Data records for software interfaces
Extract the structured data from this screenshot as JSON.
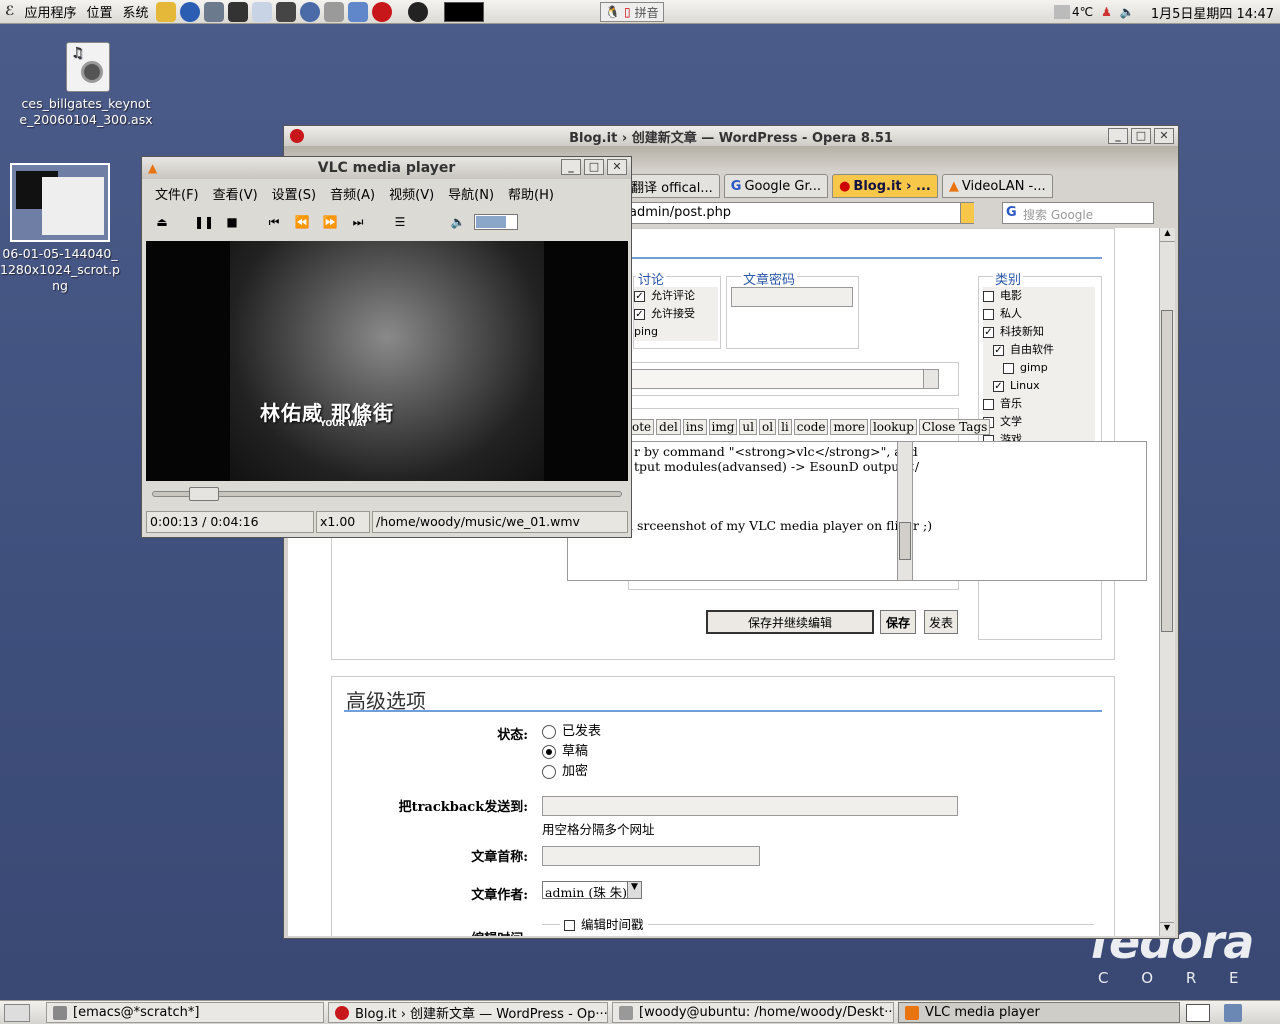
{
  "top_panel": {
    "menus": [
      "应用程序",
      "位置",
      "系统"
    ],
    "input_method": "拼音",
    "weather": "4℃",
    "clock": "1月5日星期四 14:47"
  },
  "desktop_icons": [
    {
      "label": "ces_billgates_keynote_20060104_300.asx",
      "icon": "audio-file-icon"
    },
    {
      "label": "06-01-05-144040_1280x1024_scrot.png",
      "icon": "image-thumbnail-icon"
    }
  ],
  "opera": {
    "title": "Blog.it › 创建新文章 — WordPress - Opera 8.51",
    "tabs": [
      "翻译 offical...",
      "Google Gr...",
      "Blog.it › ...",
      "VideoLAN -..."
    ],
    "address": "admin/post.php",
    "search_placeholder": "搜索 Google",
    "discussion": {
      "legend": "讨论",
      "allow_comments": "允许评论",
      "allow_pings": "允许接受ping"
    },
    "password": {
      "legend": "文章密码"
    },
    "categories": {
      "legend": "类别",
      "items": [
        {
          "label": "电影",
          "checked": false
        },
        {
          "label": "私人",
          "checked": false
        },
        {
          "label": "科技新知",
          "checked": true
        },
        {
          "label": "自由软件",
          "checked": true
        },
        {
          "label": "gimp",
          "checked": false
        },
        {
          "label": "Linux",
          "checked": true
        },
        {
          "label": "音乐",
          "checked": false
        },
        {
          "label": "文学",
          "checked": false
        },
        {
          "label": "游戏",
          "checked": false
        }
      ]
    },
    "quicktags": [
      "ote",
      "del",
      "ins",
      "img",
      "ul",
      "ol",
      "li",
      "code",
      "more",
      "lookup",
      "Close Tags"
    ],
    "editor_lines": [
      "r by command \"<strong>vlc</strong>\", and",
      "tput modules(advansed) -> EsounD output</",
      "There is a srceenshot of my VLC media player on flickr ;)"
    ],
    "buttons": {
      "save_continue": "保存并继续编辑",
      "save": "保存",
      "publish": "发表"
    },
    "advanced": {
      "title": "高级选项",
      "status_label": "状态:",
      "status_options": [
        "已发表",
        "草稿",
        "加密"
      ],
      "status_selected": "草稿",
      "trackback_label": "把trackback发送到:",
      "trackback_hint": "用空格分隔多个网址",
      "slug_label": "文章首称:",
      "author_label": "文章作者:",
      "author_value": "admin (珠 朱)",
      "edit_time_label": "编辑时间:",
      "edit_time_checkbox": "编辑时间戳"
    }
  },
  "vlc": {
    "title": "VLC media player",
    "menus": [
      "文件(F)",
      "查看(V)",
      "设置(S)",
      "音频(A)",
      "视频(V)",
      "导航(N)",
      "帮助(H)"
    ],
    "video_caption": "林佑威 那條街",
    "video_caption_small": "YOUR WAY",
    "progress": 0.054,
    "time": "0:00:13 / 0:04:16",
    "speed": "x1.00",
    "file": "/home/woody/music/we_01.wmv"
  },
  "taskbar": [
    "[emacs@*scratch*]",
    "Blog.it › 创建新文章 — WordPress - Op···",
    "[woody@ubuntu: /home/woody/Deskt···",
    "VLC media player"
  ],
  "watermark": {
    "word": "fedora",
    "sub": "C O R E"
  }
}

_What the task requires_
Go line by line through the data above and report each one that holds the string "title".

_Response to the task_
    "title": "Blog.it › 创建新文章 — WordPress - Opera 8.51",
      "title": "高级选项",
    "title": "VLC media player",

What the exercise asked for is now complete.